EXCERPTED RECORDS below:
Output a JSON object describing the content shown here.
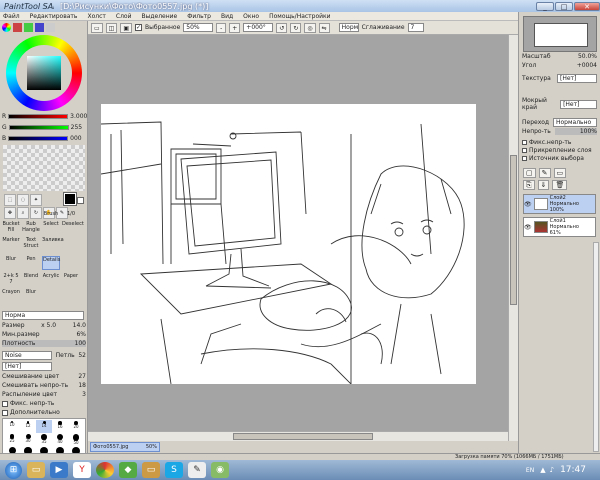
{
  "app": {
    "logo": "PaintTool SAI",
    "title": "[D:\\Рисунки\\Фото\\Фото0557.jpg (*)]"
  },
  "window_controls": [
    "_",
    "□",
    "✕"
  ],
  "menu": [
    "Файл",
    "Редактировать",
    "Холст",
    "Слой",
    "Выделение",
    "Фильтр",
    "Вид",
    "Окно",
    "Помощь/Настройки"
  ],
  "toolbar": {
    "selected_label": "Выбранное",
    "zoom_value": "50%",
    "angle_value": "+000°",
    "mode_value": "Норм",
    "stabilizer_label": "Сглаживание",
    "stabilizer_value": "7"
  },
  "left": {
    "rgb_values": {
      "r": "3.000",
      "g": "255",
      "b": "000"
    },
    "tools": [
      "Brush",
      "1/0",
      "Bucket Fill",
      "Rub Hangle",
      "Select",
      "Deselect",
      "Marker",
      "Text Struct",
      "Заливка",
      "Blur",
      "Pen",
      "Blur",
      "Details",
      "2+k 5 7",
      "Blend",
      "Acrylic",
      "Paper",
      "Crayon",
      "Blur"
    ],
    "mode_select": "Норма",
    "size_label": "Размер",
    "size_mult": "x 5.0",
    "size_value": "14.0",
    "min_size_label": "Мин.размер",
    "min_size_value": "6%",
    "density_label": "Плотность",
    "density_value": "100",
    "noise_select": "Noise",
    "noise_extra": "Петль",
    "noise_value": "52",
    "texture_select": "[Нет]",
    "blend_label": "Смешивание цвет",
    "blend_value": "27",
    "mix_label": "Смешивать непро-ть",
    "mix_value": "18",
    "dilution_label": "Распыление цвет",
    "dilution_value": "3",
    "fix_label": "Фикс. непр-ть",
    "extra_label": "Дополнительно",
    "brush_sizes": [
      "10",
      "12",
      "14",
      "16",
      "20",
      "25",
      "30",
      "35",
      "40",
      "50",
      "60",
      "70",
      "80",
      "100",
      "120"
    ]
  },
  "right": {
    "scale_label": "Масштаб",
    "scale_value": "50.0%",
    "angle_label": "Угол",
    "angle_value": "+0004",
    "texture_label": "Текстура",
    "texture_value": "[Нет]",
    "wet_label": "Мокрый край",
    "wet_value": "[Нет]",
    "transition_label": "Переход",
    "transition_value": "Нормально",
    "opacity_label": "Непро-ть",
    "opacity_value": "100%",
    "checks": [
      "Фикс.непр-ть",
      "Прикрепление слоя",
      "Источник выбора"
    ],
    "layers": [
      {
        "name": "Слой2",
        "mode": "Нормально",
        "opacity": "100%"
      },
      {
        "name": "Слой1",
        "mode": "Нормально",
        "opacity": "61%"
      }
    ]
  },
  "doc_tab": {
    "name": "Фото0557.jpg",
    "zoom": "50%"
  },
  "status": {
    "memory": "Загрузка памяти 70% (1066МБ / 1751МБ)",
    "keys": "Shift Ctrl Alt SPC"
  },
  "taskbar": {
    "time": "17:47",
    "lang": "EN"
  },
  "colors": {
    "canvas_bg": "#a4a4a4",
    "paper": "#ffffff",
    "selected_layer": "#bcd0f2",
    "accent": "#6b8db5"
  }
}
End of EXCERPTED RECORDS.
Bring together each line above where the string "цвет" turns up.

## TASK RESULT
    "blend_label": "Смешивание цвет",
    "dilution_label": "Распыление цвет",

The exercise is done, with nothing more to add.